_Task to complete_. Search the records for the string "washers". Copy each line where it occurs.
Exercise input section start
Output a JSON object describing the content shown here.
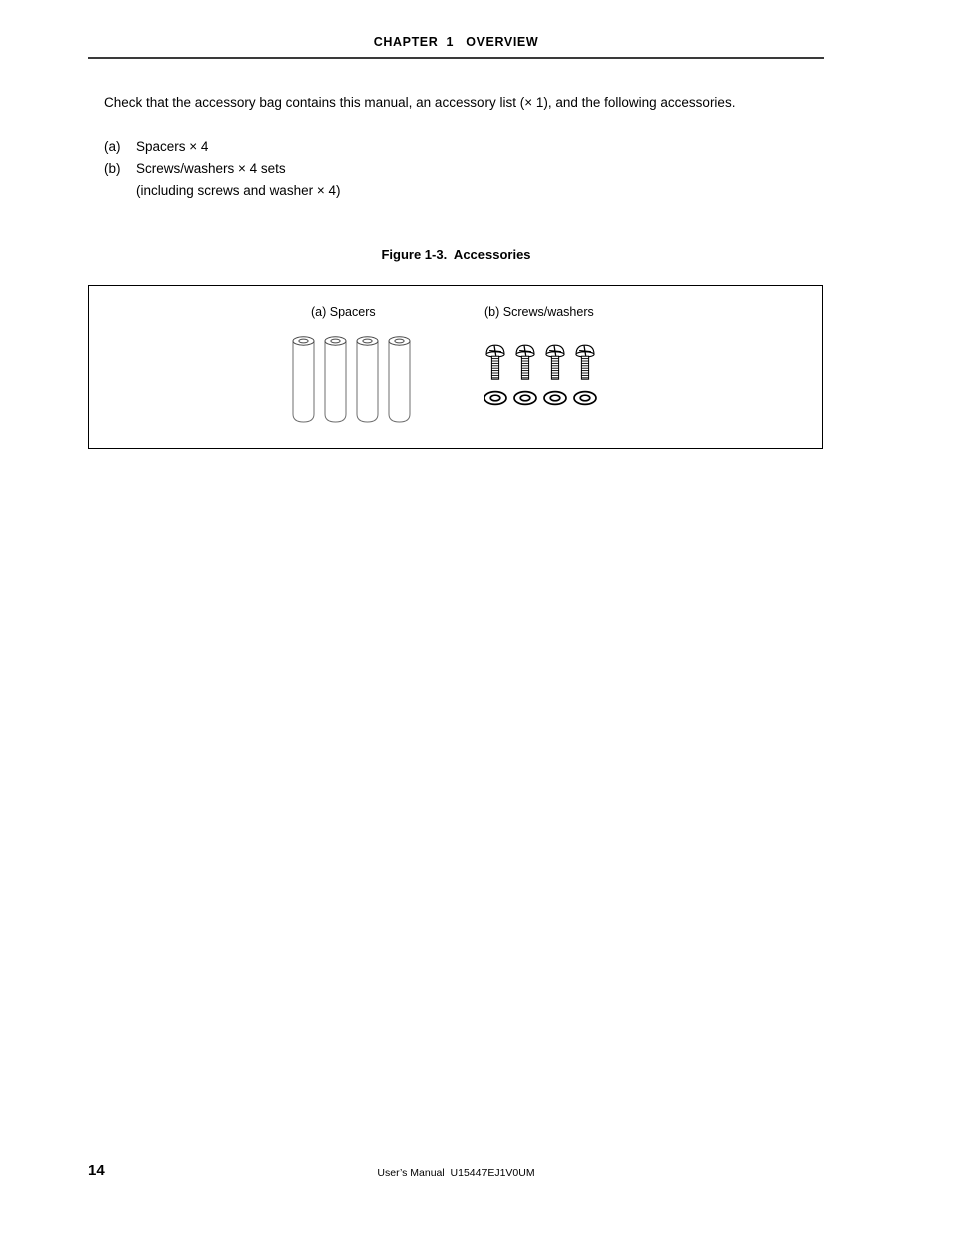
{
  "header": {
    "chapter_title": "CHAPTER  1   OVERVIEW"
  },
  "body": {
    "intro_paragraph": "Check that the accessory bag contains this manual, an accessory list (× 1), and the following accessories.",
    "list": [
      {
        "marker": "(a)",
        "text": "Spacers × 4",
        "continuation": ""
      },
      {
        "marker": "(b)",
        "text": "Screws/washers × 4 sets",
        "continuation": "(including screws and washer × 4)"
      }
    ]
  },
  "figure": {
    "caption": "Figure 1-3.  Accessories",
    "label_spacers": "(a) Spacers",
    "label_screws": "(b) Screws/washers",
    "spacer_count": 4,
    "screw_count": 4,
    "washer_count": 4,
    "line_color": "#000000"
  },
  "footer": {
    "page_number": "14",
    "manual_line": "User’s Manual  U15447EJ1V0UM"
  }
}
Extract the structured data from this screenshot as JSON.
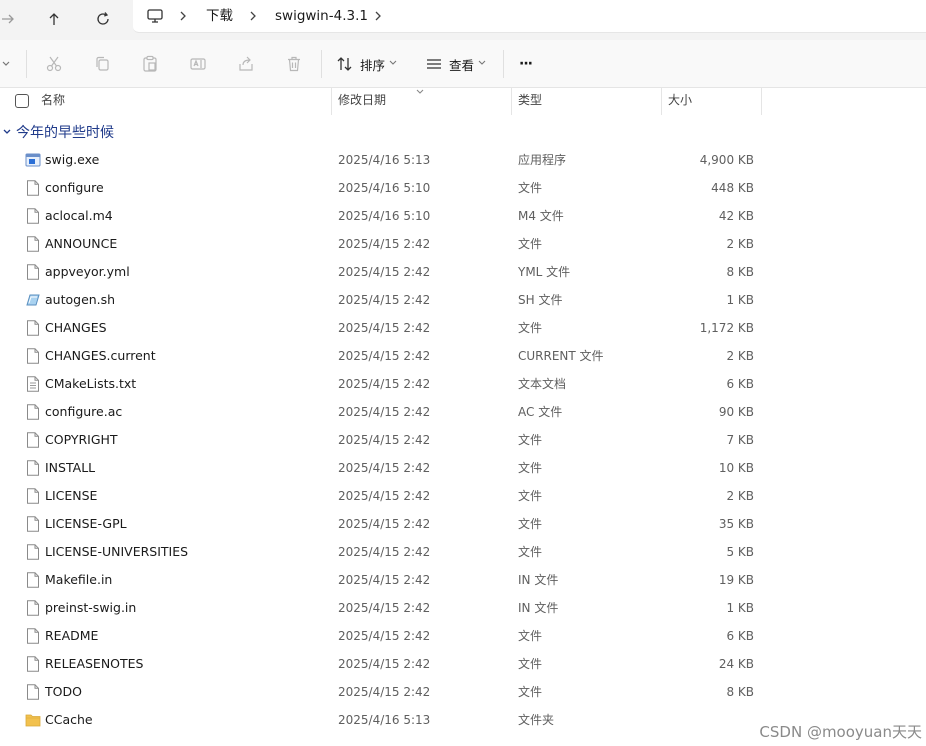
{
  "breadcrumb": {
    "items": [
      "下载",
      "swigwin-4.3.1"
    ]
  },
  "toolbar": {
    "sort_label": "排序",
    "view_label": "查看",
    "more_label": "···"
  },
  "columns": {
    "name": "名称",
    "date": "修改日期",
    "type": "类型",
    "size": "大小"
  },
  "group": {
    "label": "今年的早些时候"
  },
  "files": [
    {
      "name": "swig.exe",
      "date": "2025/4/16 5:13",
      "type": "应用程序",
      "size": "4,900 KB",
      "icon": "exe-icon"
    },
    {
      "name": "configure",
      "date": "2025/4/16 5:10",
      "type": "文件",
      "size": "448 KB",
      "icon": "file-icon"
    },
    {
      "name": "aclocal.m4",
      "date": "2025/4/16 5:10",
      "type": "M4 文件",
      "size": "42 KB",
      "icon": "file-icon"
    },
    {
      "name": "ANNOUNCE",
      "date": "2025/4/15 2:42",
      "type": "文件",
      "size": "2 KB",
      "icon": "file-icon"
    },
    {
      "name": "appveyor.yml",
      "date": "2025/4/15 2:42",
      "type": "YML 文件",
      "size": "8 KB",
      "icon": "file-icon"
    },
    {
      "name": "autogen.sh",
      "date": "2025/4/15 2:42",
      "type": "SH 文件",
      "size": "1 KB",
      "icon": "script-icon"
    },
    {
      "name": "CHANGES",
      "date": "2025/4/15 2:42",
      "type": "文件",
      "size": "1,172 KB",
      "icon": "file-icon"
    },
    {
      "name": "CHANGES.current",
      "date": "2025/4/15 2:42",
      "type": "CURRENT 文件",
      "size": "2 KB",
      "icon": "file-icon"
    },
    {
      "name": "CMakeLists.txt",
      "date": "2025/4/15 2:42",
      "type": "文本文档",
      "size": "6 KB",
      "icon": "text-file-icon"
    },
    {
      "name": "configure.ac",
      "date": "2025/4/15 2:42",
      "type": "AC 文件",
      "size": "90 KB",
      "icon": "file-icon"
    },
    {
      "name": "COPYRIGHT",
      "date": "2025/4/15 2:42",
      "type": "文件",
      "size": "7 KB",
      "icon": "file-icon"
    },
    {
      "name": "INSTALL",
      "date": "2025/4/15 2:42",
      "type": "文件",
      "size": "10 KB",
      "icon": "file-icon"
    },
    {
      "name": "LICENSE",
      "date": "2025/4/15 2:42",
      "type": "文件",
      "size": "2 KB",
      "icon": "file-icon"
    },
    {
      "name": "LICENSE-GPL",
      "date": "2025/4/15 2:42",
      "type": "文件",
      "size": "35 KB",
      "icon": "file-icon"
    },
    {
      "name": "LICENSE-UNIVERSITIES",
      "date": "2025/4/15 2:42",
      "type": "文件",
      "size": "5 KB",
      "icon": "file-icon"
    },
    {
      "name": "Makefile.in",
      "date": "2025/4/15 2:42",
      "type": "IN 文件",
      "size": "19 KB",
      "icon": "file-icon"
    },
    {
      "name": "preinst-swig.in",
      "date": "2025/4/15 2:42",
      "type": "IN 文件",
      "size": "1 KB",
      "icon": "file-icon"
    },
    {
      "name": "README",
      "date": "2025/4/15 2:42",
      "type": "文件",
      "size": "6 KB",
      "icon": "file-icon"
    },
    {
      "name": "RELEASENOTES",
      "date": "2025/4/15 2:42",
      "type": "文件",
      "size": "24 KB",
      "icon": "file-icon"
    },
    {
      "name": "TODO",
      "date": "2025/4/15 2:42",
      "type": "文件",
      "size": "8 KB",
      "icon": "file-icon"
    },
    {
      "name": "CCache",
      "date": "2025/4/16 5:13",
      "type": "文件夹",
      "size": "",
      "icon": "folder-icon"
    }
  ],
  "watermark": "CSDN @mooyuan天天",
  "colors": {
    "group_header": "#1f3a8a",
    "folder": "#f2c14e",
    "exe_accent": "#2b6fd6"
  }
}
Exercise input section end
_Output of the exercise_.
        "text": "Screws/washers × 4 sets",
    "label_screws": "(b) Screws/washers",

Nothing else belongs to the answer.